Anthony Guy ("Tony") Cascarino made his name as a striker for various British and French football clubs and for the Republic of Ireland. Since retirement, he has presented on TalkSPORT radio and written for both The Times and Ireland's Hot Press Magazine.
Having originally planned to be a hair-dresser, Cascarino joined Gillingham in 1982 from Crockenhill FC, for a transfer fee of a set of tracksuit tops and some corrugated iron. He went on to play for Millwall, Aston Villa, Celtic and Chelsea. However, his most successful years were with Olympique de Marseille and Nancy in the French Ligue 2.
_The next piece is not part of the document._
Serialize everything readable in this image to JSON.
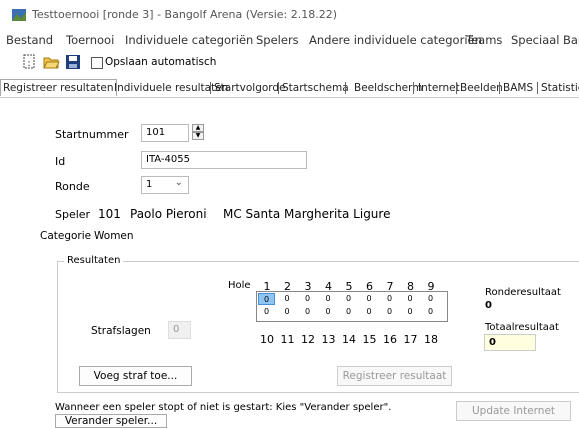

Cascarino was born in England but represented the Republic of Ireland, qualifying through his Irish grandfather. However, he later revealed that his mother told him in 1996 that she was adopted and therefore no blood relative to the grandfather. Cascarino said in his autobiography: "I didn't qualify for Ireland. I was a fraud. A fake Irishman". However, through the adoption his mother gained the right to Irish citizenship and therefore he was indeed eligible.
Cascarino scored nineteen goals in eighty-eight international appearances, his aerial prowess fitting well with the long ball style of the team. Cascarino was an integral part of the teams that took part in the European Championship in 1988 and World Cups in 1990 and 1994.
Cascarino produced an autobiography, which received great critical acclaim.
Extremely forthright by the standards of sports autobiographies, the book detailed his love of gambling, particularly playing all forms of poker, and revealed that his career had been blighted by crippling self-doubt, which he summarised as the "little voice". The book also candidly refers to his shame over own infidelities and of leaving his wife, Sarah and two sons, Michael and Teddy (who was named after Cascarino's former team-mate Teddy Sheringham) and muses: "...maybe, just maybe, I was so wrapped up in my newfound celebrity that I'd become immune to the suffering I was causing".
He also revealed that during his time at Marseille, he and many other of the club's players were injected by club president Bernard Tapie's personal physician with an unknown substance. The physiotherapist at the time insisted the substance was legal and would provide an "adrenaline boost". Cascarino claimed that most players accepted the injections and that "it definitely made a difference: I felt sharper, more energetic, hungrier for the ball".
Since retiring from football, Cascarino has become a semi-professional poker player, having appeared in the television series Celebrity Poker Club and commentating on the PartyPoker Poker Den.